28 July 2017
In a major move that confirms Labor’s timeless commitment to protect working people, NSW Labor has unveiled a comprehensive plan to eliminate the exploitation of vulnerable workers, starting with a pledge to criminalise wage theft.
Unscrupulous employers that routinely exploit their workers by stealing their wages will be targeted with tough new laws that will attract the heaviest fines in Australia and jail terms for individuals.
NSW Labor Leader Luke Foley pledged a state government led by him would crack down on businesses – including head franchisors – that are guilty of ongoing, widespread and systemic wage theft – the practice of underpaying staff or paying them less than the legal minimum wage.
NSW Labor unveiled a comprehensive package to outlaw the exploitation of workers, the majority of whom are young and have recently entered the workforce.
Labor’s five point plan will see:
- A new wage theft law to criminalise deliberate failure to pay wages and entitlements;
- New laws to hold head franchisors accountable for the actions of franchisees;
- Widened powers of workplace inspectors to undertake wage audits;
- A licensing scheme for labor hire companies to force compliance with existing labour laws; and
- New laws to protect Sunday penalty rates in all state awards and agreements.
This commitment furthers Labor’s 126-year-old tradition of standing up for workers during his keynote speech in Sydney today.
Labor’s wage theft laws will not be aimed at businesses that make a genuine mistake but at those employers who are getting away with flagrant abuses. Media reports have exposed a roll call of major household brands such as 7-Eleven, Domino’s, Pizza Hut and United Petroleum of routinely cheating workers.
Current penalties are not tough enough and federal and state inspectorates do not have the resources to extensively audit businesses that are stealing wages, superannuation and workers’ compensation Premiums.
Quotes attributable to Labor Leader Luke Foley:
“When there is systematic exploitation of workers in the workplace, government has a responsibility to intervene.
“Vulnerable young workers are being cheated out of a staggering amount of wages by unscrupulous bosses and it has to stop.

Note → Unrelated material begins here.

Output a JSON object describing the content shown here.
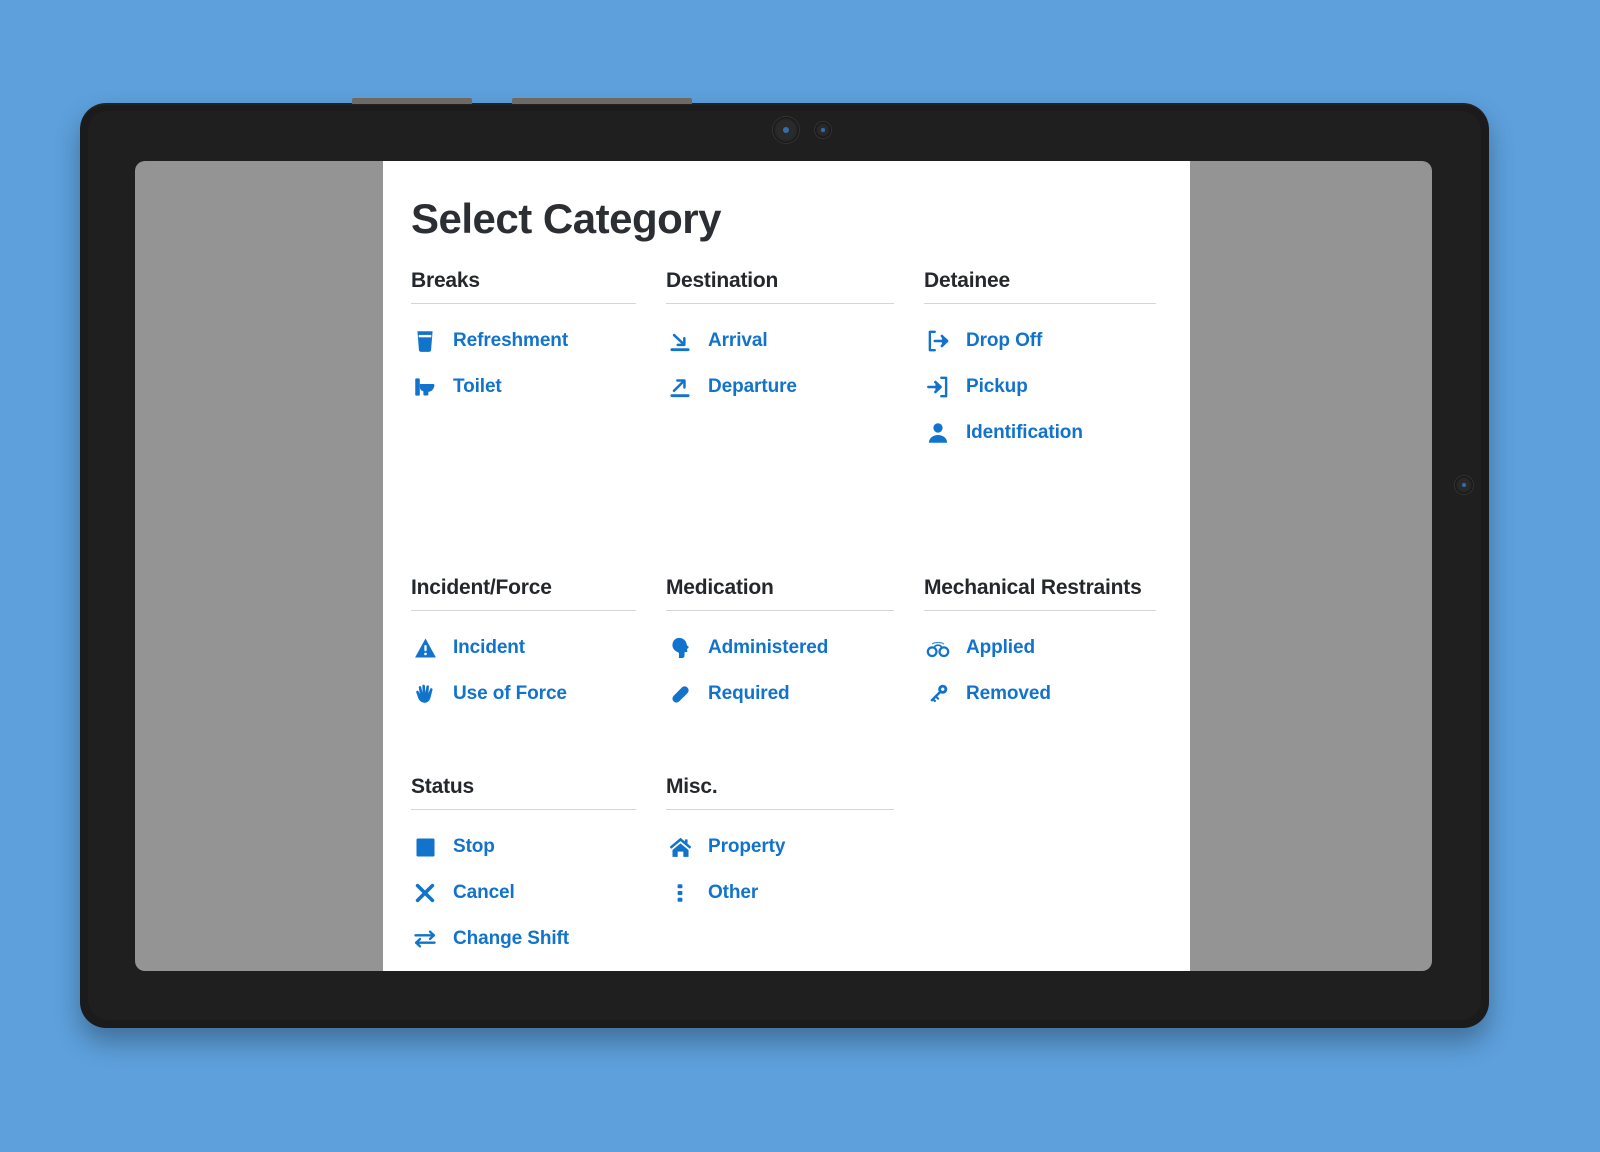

We know the Liberals will never act – but Labor will.
“We’ll deliver a new wage theft law to criminalise the deliberate failure to pay wages and other entitlements.
“Head franchisors will be liable for what goes on in their networks when it comes to wages and other employment conditions.
“Entire chains are built on paying black market wages and the penalties are so low they think that exploiting workers is worth the risk; being caught is just the cost of doing business.
“Our new laws won’t apply to genuine mistakes. Employers who do the right thing will benefit as they won’t be competing with under-cutting cheats. But we’ll go after that minority whose business model is based on exploitation.”